The nature of the Japanese language is that it can convey messages while dissolving nothingness. Whether it is the rhyme of the refugees in the Nanshitou concentration camp (The Enka Singer) or the pale yet strong words delivered by the Japanese soldier while he was defending himself in the post-war Court-martial in Guangzhou in George and the Swimming Pool, their messages seem to dissipate into the uneven brick walls in the exhibition, reflecting the speechlessness of the skull stuck to the swimming pool. In George and the Swimming Pool and Outcast, the artist’s speech is clear and precise, almost to the point of ‘stickiness and dizziness’, and we cannot help but question if the monologue in Outcast is the sound of a living creature.
In Dark Souls 3, Aldrich attempts to continue the Age of the Deep Sea in his prophecy through eating people (and eventually, gods). Gradually, he comes to possess the minds and memories of the people and gods he devours. Unbeknownst to him, it is through his endless devouring that he becomes part of the Deep, just like Unit 8604’s bone-dissolving pool at Nanshitou, ‘made of human bodies, becomes the Deep Sea’, as the artist puts it.
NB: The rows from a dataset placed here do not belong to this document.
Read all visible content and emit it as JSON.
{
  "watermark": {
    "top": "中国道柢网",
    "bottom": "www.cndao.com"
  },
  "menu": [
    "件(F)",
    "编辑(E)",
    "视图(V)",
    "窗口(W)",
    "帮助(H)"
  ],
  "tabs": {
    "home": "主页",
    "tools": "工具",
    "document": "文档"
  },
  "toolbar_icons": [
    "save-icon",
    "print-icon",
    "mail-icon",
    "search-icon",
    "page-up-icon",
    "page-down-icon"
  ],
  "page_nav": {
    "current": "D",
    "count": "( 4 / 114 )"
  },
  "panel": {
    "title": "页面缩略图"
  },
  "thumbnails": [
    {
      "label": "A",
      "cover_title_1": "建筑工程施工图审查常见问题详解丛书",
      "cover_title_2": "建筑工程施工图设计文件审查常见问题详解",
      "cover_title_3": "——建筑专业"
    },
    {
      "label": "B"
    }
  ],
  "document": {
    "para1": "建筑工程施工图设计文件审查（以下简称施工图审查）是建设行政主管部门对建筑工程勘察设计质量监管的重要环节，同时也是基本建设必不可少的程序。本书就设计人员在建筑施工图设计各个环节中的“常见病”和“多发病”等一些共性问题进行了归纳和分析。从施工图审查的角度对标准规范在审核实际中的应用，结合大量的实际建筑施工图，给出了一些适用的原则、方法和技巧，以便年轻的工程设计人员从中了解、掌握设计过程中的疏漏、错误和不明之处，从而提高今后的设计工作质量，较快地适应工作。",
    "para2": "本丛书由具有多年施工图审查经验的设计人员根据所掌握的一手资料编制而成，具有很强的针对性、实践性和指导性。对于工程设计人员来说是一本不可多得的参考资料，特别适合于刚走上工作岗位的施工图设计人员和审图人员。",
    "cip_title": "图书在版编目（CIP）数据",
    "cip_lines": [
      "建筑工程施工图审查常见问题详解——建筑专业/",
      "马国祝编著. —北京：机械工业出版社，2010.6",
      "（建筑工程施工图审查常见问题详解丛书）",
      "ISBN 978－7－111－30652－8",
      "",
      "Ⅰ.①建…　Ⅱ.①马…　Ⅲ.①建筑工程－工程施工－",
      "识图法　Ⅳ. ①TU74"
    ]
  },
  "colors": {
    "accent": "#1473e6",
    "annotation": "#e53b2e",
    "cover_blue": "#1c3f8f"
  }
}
You do see me crossing the meadow stiff
and dead from the mist?
– Robert Walser
 Sokurov, Aleksandr, The Sun, 2005.
 Unit 8604 was the Japanese Guangzhou 8604th unit during the invasion of China, and is thought to have conducted germ warfare and live bacteriological experiments. The Nanshitou Refugee Camp mentioned in The Narrow Road to the Deep Sea series is thought to be associated with its bacteriological experiments.
 There was a merchant in Bagdad who sent his servant to market to buy provisions and in a little while the servant came back, white and trembling, and said, Master, just now when I was in the marketplace I was jostled by a woman in the crowd and when I turned I saw it was Death that jostled me. She looked at me and made a threatening gesture, now, lend me your horse, and I will ride away from this city and avoid my fate. I will go to Samarra and there Death will not find me. The merchant lent him his horse, and the servant mounted it, and he dug his spurs in its flanks and as fast as the horse could gallop he went. Then the merchant went down to the marketplace and he saw me standing in the crowd and he came to me and said, Why did you make a threating getsture to my servant when you saw him this morning? That was not a threatening gesture, I said, it was only a start of surprise. I was astonished to see him in Bagdad, for I had an appointment with him tonight in Samarra. (O’Hara, John, Appointment in Samarra, 1934).
 Walser, Rober, Oppressive Light: Selected Poems by Robert Walser, Black Lawrence Press, 2012.